Hot Mix Asphalt

Asphalt pavements are made up of stone, sand, and gravel bound together by asphalt cement derived from crude oil production. To create asphalt pavement, these ingredients must first be heated together at an HMA facility before being mixed on-site using a paving machine and spread by a heavy roller. Once cool enough to drive on, traffic may enter onto completed paved surfaces immediately.

Hot mix asphalt (HMA) is used in approximately one-third of all paving projects. Produced at temperatures ranging between 200-250 degrees, HMA requires less fossil fuel resources for its creation while offering more effortless pouring and spreading at lower temperatures. Furthermore, HMA contains various additives like wax, emulsions, and zeolites to make running and applying more straightforward.

As WMA is produced at lower temperatures, emissions, and odors are reduced both at the plant and on paving sites. Workers also report preferring this product due to its more relaxed working environment during placement and compaction.

Warm Mix Asphalt

Warm mix asphalt (WMA) can be produced at much lower temperatures, saving energy and carbon emissions while making handling much simpler on-site, with fumes, odor, and steam significantly reduced on-site. Contractors can then complete more work simultaneously with less disruption for motorists as road closures may be avoided altogether.

Lower temperatures also allow the material to be transported over longer distances at night, making it suitable for challenging construction situations such as tunneling. Warm mix can also be utilized more flexibly for flexible paving as it cools more slowly – ideal for low-temperature projects like winter paving.

Chemical additives like Rediset and Iterlow work at the microscopic interface between binder and aggregate to decrease frictional forces and ease the movement of asphalt mix particles across each other, leading to reduced mixing energy levels at lower temperatures [32]. Fischer-Tropsch wax Sasobit works similarly, increasing lubricity between aggregates and asphalt binder for improved coating of aggregates.

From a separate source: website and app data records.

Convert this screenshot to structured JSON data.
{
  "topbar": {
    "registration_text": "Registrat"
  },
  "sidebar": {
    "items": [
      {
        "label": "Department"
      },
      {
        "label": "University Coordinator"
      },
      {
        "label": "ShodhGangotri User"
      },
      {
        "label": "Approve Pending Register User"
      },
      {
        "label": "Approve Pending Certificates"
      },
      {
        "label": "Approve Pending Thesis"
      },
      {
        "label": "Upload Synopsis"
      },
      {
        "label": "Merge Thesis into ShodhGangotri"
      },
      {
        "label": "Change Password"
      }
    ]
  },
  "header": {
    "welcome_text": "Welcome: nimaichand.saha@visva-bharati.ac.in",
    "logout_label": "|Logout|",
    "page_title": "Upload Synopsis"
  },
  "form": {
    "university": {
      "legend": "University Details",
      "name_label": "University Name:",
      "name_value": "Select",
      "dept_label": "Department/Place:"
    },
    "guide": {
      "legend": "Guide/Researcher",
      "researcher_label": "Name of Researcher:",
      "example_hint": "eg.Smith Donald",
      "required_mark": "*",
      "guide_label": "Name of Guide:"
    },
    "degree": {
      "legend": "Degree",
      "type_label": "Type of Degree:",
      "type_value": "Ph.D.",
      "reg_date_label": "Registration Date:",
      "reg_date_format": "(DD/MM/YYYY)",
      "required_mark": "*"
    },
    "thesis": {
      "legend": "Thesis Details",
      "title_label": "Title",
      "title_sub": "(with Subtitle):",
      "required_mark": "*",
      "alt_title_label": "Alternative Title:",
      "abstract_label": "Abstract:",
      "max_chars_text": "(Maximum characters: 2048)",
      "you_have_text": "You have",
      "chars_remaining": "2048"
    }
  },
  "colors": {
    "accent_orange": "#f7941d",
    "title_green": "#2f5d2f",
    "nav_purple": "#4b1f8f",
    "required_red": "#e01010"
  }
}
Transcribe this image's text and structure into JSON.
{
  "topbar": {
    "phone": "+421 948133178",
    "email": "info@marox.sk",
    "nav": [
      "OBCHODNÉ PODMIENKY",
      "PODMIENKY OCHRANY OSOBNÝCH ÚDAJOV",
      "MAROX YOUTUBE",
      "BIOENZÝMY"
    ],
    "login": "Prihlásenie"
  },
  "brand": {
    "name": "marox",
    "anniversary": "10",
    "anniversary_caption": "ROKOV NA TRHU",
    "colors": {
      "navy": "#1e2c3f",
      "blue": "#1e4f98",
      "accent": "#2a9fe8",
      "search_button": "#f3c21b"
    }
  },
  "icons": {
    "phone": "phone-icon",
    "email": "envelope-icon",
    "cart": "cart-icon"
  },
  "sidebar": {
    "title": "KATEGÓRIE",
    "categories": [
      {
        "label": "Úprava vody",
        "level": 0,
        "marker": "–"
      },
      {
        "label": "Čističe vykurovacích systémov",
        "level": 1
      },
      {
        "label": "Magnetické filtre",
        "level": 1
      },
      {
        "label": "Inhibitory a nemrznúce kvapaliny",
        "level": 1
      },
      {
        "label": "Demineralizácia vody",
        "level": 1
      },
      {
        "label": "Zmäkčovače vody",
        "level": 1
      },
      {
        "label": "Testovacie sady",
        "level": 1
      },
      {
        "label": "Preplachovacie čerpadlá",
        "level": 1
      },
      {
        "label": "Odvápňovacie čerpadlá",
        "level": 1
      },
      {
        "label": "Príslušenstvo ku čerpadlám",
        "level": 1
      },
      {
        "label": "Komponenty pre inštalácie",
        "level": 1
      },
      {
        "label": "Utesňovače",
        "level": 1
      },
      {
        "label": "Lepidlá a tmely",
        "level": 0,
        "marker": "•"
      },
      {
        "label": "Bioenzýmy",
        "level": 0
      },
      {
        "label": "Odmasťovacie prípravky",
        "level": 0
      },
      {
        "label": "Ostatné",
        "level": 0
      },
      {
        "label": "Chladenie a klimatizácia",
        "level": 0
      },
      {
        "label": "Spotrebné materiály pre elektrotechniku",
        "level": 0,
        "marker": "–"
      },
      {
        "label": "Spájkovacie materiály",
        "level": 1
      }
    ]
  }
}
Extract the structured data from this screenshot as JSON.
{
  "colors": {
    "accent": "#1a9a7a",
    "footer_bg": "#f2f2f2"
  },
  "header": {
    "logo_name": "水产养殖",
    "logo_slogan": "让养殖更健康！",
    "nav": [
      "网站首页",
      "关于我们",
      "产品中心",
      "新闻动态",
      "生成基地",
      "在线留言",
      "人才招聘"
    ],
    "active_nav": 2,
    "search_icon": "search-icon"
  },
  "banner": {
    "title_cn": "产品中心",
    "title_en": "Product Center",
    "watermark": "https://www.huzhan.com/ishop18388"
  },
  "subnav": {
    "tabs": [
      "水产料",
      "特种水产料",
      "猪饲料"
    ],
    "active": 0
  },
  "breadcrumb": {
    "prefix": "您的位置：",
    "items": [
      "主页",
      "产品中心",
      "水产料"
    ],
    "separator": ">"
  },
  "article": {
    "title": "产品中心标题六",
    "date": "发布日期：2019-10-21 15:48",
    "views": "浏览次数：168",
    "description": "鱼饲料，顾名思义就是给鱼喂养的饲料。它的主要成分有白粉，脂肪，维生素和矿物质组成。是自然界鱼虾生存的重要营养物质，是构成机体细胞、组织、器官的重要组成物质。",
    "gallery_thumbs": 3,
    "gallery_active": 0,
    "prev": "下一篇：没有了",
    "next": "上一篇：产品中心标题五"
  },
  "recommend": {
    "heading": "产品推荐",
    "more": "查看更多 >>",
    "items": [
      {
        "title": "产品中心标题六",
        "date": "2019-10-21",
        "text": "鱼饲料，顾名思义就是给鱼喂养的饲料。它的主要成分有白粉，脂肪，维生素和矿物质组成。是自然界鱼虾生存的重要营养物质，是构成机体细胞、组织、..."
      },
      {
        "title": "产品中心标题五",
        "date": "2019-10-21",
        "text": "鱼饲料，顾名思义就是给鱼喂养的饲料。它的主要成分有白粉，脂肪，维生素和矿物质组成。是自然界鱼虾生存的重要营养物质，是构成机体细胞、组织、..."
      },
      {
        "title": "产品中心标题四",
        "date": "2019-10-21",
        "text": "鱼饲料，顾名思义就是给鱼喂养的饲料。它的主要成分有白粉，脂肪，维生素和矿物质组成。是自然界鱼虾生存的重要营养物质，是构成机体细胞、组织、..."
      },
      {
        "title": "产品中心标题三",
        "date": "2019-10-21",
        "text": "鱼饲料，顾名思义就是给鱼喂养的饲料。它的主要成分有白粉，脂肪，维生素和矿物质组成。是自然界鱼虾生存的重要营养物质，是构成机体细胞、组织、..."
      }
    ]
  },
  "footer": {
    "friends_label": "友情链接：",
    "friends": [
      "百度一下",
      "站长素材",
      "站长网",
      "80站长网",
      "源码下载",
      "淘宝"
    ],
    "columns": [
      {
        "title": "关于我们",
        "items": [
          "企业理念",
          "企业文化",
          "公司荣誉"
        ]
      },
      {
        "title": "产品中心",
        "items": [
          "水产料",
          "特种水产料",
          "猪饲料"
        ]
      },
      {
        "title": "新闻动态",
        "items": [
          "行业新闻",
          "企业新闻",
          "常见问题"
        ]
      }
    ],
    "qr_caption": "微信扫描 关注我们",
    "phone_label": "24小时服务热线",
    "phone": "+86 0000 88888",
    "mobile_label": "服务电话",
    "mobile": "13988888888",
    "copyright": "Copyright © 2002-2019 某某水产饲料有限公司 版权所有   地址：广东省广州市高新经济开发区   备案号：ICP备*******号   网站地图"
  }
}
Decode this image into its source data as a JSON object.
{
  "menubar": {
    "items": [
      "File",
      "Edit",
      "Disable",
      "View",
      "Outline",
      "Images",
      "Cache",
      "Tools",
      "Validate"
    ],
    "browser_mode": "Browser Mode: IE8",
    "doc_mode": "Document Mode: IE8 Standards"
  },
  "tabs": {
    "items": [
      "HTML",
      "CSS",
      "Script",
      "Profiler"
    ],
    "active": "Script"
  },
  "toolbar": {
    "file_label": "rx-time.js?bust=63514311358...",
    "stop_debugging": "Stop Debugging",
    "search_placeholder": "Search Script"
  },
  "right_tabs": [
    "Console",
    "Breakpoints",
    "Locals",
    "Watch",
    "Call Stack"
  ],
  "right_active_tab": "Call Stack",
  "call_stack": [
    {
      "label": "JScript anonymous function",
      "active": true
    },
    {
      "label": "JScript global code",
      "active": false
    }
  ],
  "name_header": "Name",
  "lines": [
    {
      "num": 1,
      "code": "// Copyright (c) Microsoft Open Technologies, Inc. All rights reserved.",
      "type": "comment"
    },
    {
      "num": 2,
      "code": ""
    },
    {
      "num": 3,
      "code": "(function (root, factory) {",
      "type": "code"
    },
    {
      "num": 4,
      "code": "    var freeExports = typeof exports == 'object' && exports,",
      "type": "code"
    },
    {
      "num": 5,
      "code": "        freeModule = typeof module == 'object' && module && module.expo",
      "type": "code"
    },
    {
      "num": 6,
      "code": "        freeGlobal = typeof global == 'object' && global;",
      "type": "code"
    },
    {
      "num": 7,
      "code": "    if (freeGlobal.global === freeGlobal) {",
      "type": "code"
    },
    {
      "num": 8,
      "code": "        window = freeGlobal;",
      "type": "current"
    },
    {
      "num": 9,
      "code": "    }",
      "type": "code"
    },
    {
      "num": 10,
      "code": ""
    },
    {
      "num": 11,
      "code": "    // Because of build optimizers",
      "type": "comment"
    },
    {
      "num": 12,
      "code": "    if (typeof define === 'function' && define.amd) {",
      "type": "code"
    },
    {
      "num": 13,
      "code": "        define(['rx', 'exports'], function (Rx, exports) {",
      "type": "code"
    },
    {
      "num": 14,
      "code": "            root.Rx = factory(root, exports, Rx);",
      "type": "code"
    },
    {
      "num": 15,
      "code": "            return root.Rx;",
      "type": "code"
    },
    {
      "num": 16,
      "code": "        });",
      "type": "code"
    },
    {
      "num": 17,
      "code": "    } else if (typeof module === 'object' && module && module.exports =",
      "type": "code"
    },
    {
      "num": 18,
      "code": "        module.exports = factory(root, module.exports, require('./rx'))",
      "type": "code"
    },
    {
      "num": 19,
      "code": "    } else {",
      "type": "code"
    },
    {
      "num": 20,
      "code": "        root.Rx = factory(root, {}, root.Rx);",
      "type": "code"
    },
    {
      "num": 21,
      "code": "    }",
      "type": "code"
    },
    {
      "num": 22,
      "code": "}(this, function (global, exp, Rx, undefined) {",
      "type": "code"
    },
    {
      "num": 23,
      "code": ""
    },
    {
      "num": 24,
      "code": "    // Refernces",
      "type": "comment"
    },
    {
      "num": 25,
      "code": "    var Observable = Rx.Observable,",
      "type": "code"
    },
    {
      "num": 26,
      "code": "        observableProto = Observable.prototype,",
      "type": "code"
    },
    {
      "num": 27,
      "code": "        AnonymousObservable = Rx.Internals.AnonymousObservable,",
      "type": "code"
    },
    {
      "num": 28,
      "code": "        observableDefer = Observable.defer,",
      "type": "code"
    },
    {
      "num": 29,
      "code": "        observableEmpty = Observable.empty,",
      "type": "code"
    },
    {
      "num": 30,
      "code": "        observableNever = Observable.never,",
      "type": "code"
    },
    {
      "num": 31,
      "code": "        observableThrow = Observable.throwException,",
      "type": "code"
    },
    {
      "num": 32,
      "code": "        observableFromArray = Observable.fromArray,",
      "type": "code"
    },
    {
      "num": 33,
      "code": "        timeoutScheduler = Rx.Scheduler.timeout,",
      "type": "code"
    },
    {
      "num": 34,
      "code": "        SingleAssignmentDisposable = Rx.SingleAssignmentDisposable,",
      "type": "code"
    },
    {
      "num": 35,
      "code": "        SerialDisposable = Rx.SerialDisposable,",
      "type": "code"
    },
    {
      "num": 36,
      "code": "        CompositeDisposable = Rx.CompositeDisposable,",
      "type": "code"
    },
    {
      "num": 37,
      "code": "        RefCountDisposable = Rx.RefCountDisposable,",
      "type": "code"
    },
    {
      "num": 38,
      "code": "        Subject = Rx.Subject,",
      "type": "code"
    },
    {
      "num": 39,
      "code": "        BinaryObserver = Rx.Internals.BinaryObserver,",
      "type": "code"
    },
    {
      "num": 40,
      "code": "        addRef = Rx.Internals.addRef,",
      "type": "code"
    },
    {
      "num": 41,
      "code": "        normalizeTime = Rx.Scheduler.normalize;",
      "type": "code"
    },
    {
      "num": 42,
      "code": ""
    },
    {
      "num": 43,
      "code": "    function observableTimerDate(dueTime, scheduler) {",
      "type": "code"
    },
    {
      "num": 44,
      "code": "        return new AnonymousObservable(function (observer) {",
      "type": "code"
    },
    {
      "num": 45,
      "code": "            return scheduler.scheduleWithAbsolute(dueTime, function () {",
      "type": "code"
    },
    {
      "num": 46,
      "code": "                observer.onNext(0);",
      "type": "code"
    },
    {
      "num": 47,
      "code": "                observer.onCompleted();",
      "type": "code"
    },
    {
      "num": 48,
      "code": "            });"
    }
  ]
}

Asphalt Concrete

Asphalt is an immensely flexible material that can be used for roads, driveways, and other pavement projects. As an eco-friendly material, it helps reduce traffic noise as well as energy and fossil fuel consumption by vehicles. Furthermore, its smooth yet durable surface makes asphalt an excellent choice as it is resistant to damage caused by heavy vehicle loads compared to other pavement types.

Durability in asphalt pavements depends upon both its aggregates and binder. Aggregates must be strong enough to withstand vehicle weight stress, while asphalt binders need to bind the aggregate together effectively and endure high temperatures during mixing processes.

Air voids are another critical characteristic of asphalt pavement that allows it to expand with temperature changes without bleeding out or flushing away, without washing or bleeding through. Marshall stability and flow indicate a pavement’s ability to resist permanent deformation, while high resistance to stripping suggests it can withstand the removal of surface layers such as chip seals or overlays.

Geotextiles

Geotextiles are planar fabric structures constructed from synthetic polymers explicitly designed to be used in soil engineering and construction projects, such as roads, railways, airports, dams, and retaining walls. Used as part of artificial structures or projects such as roads, railways, airports, dams, retaining walls, etc., it helps separate different soil types, keep aggregates, prevent contamination, filter water, enhance drainage further, also serves as reinforcement material in pavements to prevent reflective cracking caused by repeated load cycles.

Choose the ideal type of geotextile for your project! Woven geotextiles have fixed openings and are impermeable, while nonwoven fabrics feature flexible structures and permeability. Woven fabrics provide greater tensile strength and filtration, while nonwoven geotextiles excel when it comes to high drainage needs.

Geotextiles can also be impregnated with asphalt to make them waterproof, increasing fatigue resistance and prolonging pavement lifespan. Furthermore, impregnation reduces reflective cracking under cyclic loads as well as rutting and shear deformation occurrence rates and is proven effective against both.

Read also: How to Properly Repair Your Asphalt Paving